Sullivan had just turned 31 when Levy arrived, but he went on to play for various clubs until he was 43.
In February 2001, Young was still youthful, but Levy chose to sell him to Charlton that summer.
He played almost his whole career in the Premier League, blemishing his record with a solitary Championship appearance for QPR.
Irishman Doherty spent four years at Tottenham, occasionally playing as a (not great) striker, and he was enjoying his breakout season when Levy ousted Sugar.
The Ginger Pele scored three times in 2000–01 but nearly embarrassed himself in this match by dicking around on the touchline. Malcolm Christie’s nudge on Sullivan saw the comical goal ruled out.
Playing his last campaign before moving across north London, Campbell was a world-class defender at the time.
After 11 minutes of this game, however, he allowed Branko Strupar to get away and poke home from a corner, which set the tone for Spurs’ awful performance.
Youngster Thelwell was not a world-class defender. He gave away a penalty in this match and was subbed at half-time for Anthony Gardner.
“I’ll be having a chat with Alton to let him know that just because he is in the first team does not mean he is the finished article,” said a Mourinho-like George Graham after the match.
Unlucky with injuries during his Spurs days, Thelwell stayed until 2003 before moving to Hull City. His most successful spell, however, was at Leyton Orient, and he now runs his own fitness company.
Currently a coach at Newcastle United, midfielder Clemence was a Spurs academy graduate but rarely played after Levy’s arrival.
The club signed big boys like Guy Poyet in the summer of 2001, and Clemence made just six league appearances thereafter.
Despite his injuries, King became a club legend over 13 years at White Hart Lane.
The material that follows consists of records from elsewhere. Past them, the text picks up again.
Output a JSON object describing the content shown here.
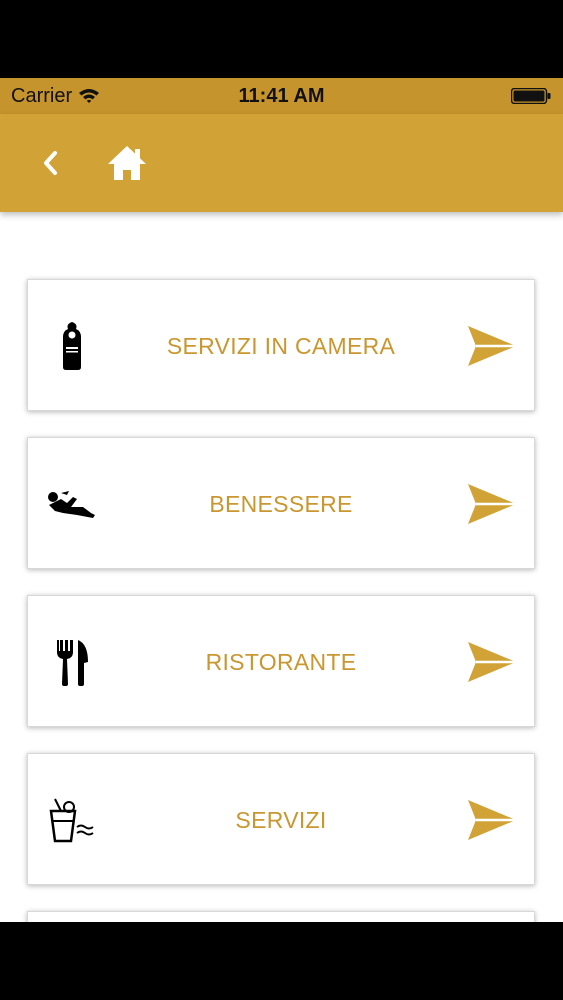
{
  "status_bar": {
    "carrier": "Carrier",
    "time": "11:41 AM"
  },
  "nav": {
    "back_icon": "chevron-left-icon",
    "home_icon": "home-icon"
  },
  "colors": {
    "accent": "#d1a235",
    "status_bar": "#c6942d",
    "label": "#c9962f"
  },
  "menu": {
    "items": [
      {
        "label": "SERVIZI IN CAMERA",
        "icon": "door-hanger-icon",
        "arrow_icon": "send-arrow-icon"
      },
      {
        "label": "BENESSERE",
        "icon": "relaxing-person-icon",
        "arrow_icon": "send-arrow-icon"
      },
      {
        "label": "RISTORANTE",
        "icon": "fork-knife-icon",
        "arrow_icon": "send-arrow-icon"
      },
      {
        "label": "SERVIZI",
        "icon": "drink-pool-icon",
        "arrow_icon": "send-arrow-icon"
      }
    ]
  }
}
This was his breakout year, and he often featured as a midfielder.
Could Harry Winks become the club’s best ever centre-back? No, probably not.
German defensive midfielder Freund won two league titles and the Champions League with Dortmund. With Spurs, he won the Worthington Cup.
But he could yet add to his medal collection under Jose Mourinho, because he now works for Tottenham as an ‘international technical coordinator’.
They get medals, don’t they?
The only Tottenham manager of the Premier League era with a better win record than Pochettino, Sherwood was a tough-tackling, curtain-haired central midfielder in his day.
He would have enjoyed playing under Jose, who actually impersonated Sherwood in his first Spurs press conference… by wearing a gilet.
With Sergei Rebrov and Les Ferdinand struggling with injuries in January 2001, Spurs signed Sheffield Wednesday striker Booth. For a month.
“We can only loan from the Nationwide League or Scotland and usually it’s a player who is either surplus to requirements, or [available due to] financial considerations or contract situations,” said an enthusiastic David Pleat, Spurs’ director of football at the time.
“After one or two enquiries we decided to go for Andy Booth.”
This was the last of Booth’s four appearances, during which he scored no goals — though he did come close with a header from a Ledley King flick-on.
Just imagine if Levy brought in Jordan Rhodes to cover Harry Kane.
Ferdinand was a rather more successful Spurs striker than Andy Booth.
He had an average scoring record but linked up well with Jürgen Klinsmann in the mid-90s and had the honour of scoring the Premier League’s 10,000th goal later in 2001.